Work instructions » For each line of the data below, copy it if it holds the word "bunga".

Dataset extract »
╭──
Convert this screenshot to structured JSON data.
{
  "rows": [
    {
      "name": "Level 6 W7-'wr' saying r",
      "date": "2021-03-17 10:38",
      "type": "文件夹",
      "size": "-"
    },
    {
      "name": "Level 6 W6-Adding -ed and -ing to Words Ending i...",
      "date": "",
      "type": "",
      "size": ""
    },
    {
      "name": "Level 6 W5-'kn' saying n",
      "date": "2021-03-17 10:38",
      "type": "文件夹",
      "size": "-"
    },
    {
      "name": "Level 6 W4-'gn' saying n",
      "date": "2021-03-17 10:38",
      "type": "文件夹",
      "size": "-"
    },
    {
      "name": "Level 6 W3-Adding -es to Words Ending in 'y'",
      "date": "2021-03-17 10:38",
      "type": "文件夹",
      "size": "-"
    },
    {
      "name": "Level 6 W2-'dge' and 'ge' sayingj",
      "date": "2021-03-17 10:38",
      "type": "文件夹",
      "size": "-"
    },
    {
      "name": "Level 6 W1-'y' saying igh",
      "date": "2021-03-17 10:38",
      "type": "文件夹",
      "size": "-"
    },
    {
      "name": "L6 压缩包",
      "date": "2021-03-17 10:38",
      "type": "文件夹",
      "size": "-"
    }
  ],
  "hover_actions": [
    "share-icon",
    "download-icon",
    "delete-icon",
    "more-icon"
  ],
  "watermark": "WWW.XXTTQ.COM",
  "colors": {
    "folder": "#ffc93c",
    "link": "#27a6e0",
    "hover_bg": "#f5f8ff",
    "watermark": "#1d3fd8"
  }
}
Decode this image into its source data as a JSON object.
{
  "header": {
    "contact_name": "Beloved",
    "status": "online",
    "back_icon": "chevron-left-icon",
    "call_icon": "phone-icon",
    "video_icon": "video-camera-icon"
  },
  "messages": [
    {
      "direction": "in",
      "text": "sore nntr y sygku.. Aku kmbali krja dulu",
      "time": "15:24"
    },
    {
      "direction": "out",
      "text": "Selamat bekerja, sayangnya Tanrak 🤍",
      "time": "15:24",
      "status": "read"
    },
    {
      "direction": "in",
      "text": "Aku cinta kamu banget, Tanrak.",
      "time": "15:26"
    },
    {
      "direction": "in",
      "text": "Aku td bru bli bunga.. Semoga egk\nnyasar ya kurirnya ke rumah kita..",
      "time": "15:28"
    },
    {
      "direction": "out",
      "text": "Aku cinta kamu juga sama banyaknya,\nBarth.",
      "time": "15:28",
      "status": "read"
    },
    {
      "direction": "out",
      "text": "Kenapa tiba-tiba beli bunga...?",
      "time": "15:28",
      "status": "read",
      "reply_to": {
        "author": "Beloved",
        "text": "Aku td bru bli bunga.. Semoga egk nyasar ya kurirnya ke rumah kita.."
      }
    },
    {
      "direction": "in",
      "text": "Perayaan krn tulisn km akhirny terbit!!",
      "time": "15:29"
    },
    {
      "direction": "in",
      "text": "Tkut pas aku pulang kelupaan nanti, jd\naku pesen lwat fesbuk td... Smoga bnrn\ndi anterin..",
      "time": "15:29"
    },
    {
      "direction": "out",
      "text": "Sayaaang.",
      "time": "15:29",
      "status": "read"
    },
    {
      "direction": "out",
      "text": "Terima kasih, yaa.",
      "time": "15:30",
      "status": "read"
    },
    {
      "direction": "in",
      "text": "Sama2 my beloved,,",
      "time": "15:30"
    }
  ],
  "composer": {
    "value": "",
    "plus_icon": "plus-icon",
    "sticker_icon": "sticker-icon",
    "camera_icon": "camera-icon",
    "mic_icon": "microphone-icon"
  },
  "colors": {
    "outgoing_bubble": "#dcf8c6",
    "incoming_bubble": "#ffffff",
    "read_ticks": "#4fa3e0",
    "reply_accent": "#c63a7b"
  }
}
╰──
Result for this task »
      "text": "Aku td bru bli bunga.. Semoga egk\nnyasar ya kurirnya ke rumah kita..",
      "text": "Kenapa tiba-tiba beli bunga...?",
        "text": "Aku td bru bli bunga.. Semoga egk nyasar ya kurirnya ke rumah kita.."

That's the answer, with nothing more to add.